— Input —

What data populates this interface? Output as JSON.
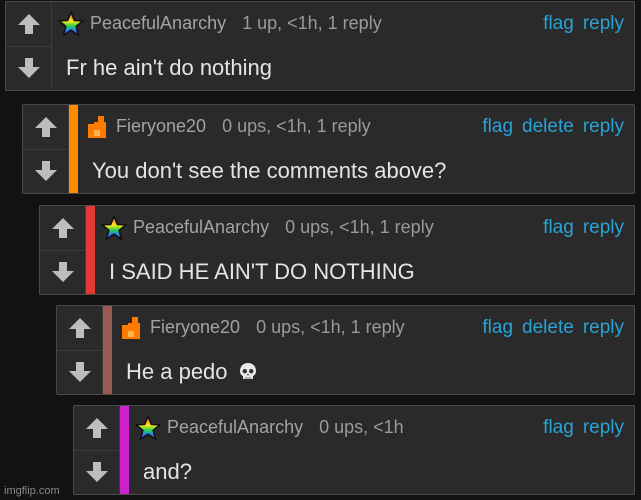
{
  "colors": {
    "background": "#121212",
    "card": "#2a2a2a",
    "link": "#28a3d6",
    "accent_level_2": "#ff8c00",
    "accent_level_3": "#e53935",
    "accent_level_4": "#9b5a52",
    "accent_level_5": "#cc22cc"
  },
  "icons": {
    "upvote": "arrow-up-icon",
    "downvote": "arrow-down-icon",
    "avatar_star": "rainbow-star-icon",
    "avatar_flame": "pixel-flame-icon",
    "skull": "skull-emoji"
  },
  "comments": [
    {
      "username": "PeacefulAnarchy",
      "stats": "1 up, <1h, 1 reply",
      "actions": [
        "flag",
        "reply"
      ],
      "body": "Fr he ain't do nothing"
    },
    {
      "username": "Fieryone20",
      "stats": "0 ups, <1h, 1 reply",
      "actions": [
        "flag",
        "delete",
        "reply"
      ],
      "body": "You don't see the comments above?"
    },
    {
      "username": "PeacefulAnarchy",
      "stats": "0 ups, <1h, 1 reply",
      "actions": [
        "flag",
        "reply"
      ],
      "body": "I SAID HE AIN'T DO NOTHING"
    },
    {
      "username": "Fieryone20",
      "stats": "0 ups, <1h, 1 reply",
      "actions": [
        "flag",
        "delete",
        "reply"
      ],
      "body": "He a pedo"
    },
    {
      "username": "PeacefulAnarchy",
      "stats": "0 ups, <1h",
      "actions": [
        "flag",
        "reply"
      ],
      "body": "and?"
    }
  ],
  "watermark": "imgflip.com"
}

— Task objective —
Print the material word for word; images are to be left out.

— Your response —
What data populates this interface? Output as JSON.
{
  "colors": {
    "background": "#121212",
    "card": "#2a2a2a",
    "link": "#28a3d6",
    "accent_level_2": "#ff8c00",
    "accent_level_3": "#e53935",
    "accent_level_4": "#9b5a52",
    "accent_level_5": "#cc22cc"
  },
  "icons": {
    "upvote": "arrow-up-icon",
    "downvote": "arrow-down-icon",
    "avatar_star": "rainbow-star-icon",
    "avatar_flame": "pixel-flame-icon",
    "skull": "skull-emoji"
  },
  "comments": [
    {
      "username": "PeacefulAnarchy",
      "stats": "1 up, <1h, 1 reply",
      "actions": [
        "flag",
        "reply"
      ],
      "body": "Fr he ain't do nothing"
    },
    {
      "username": "Fieryone20",
      "stats": "0 ups, <1h, 1 reply",
      "actions": [
        "flag",
        "delete",
        "reply"
      ],
      "body": "You don't see the comments above?"
    },
    {
      "username": "PeacefulAnarchy",
      "stats": "0 ups, <1h, 1 reply",
      "actions": [
        "flag",
        "reply"
      ],
      "body": "I SAID HE AIN'T DO NOTHING"
    },
    {
      "username": "Fieryone20",
      "stats": "0 ups, <1h, 1 reply",
      "actions": [
        "flag",
        "delete",
        "reply"
      ],
      "body": "He a pedo"
    },
    {
      "username": "PeacefulAnarchy",
      "stats": "0 ups, <1h",
      "actions": [
        "flag",
        "reply"
      ],
      "body": "and?"
    }
  ],
  "watermark": "imgflip.com"
}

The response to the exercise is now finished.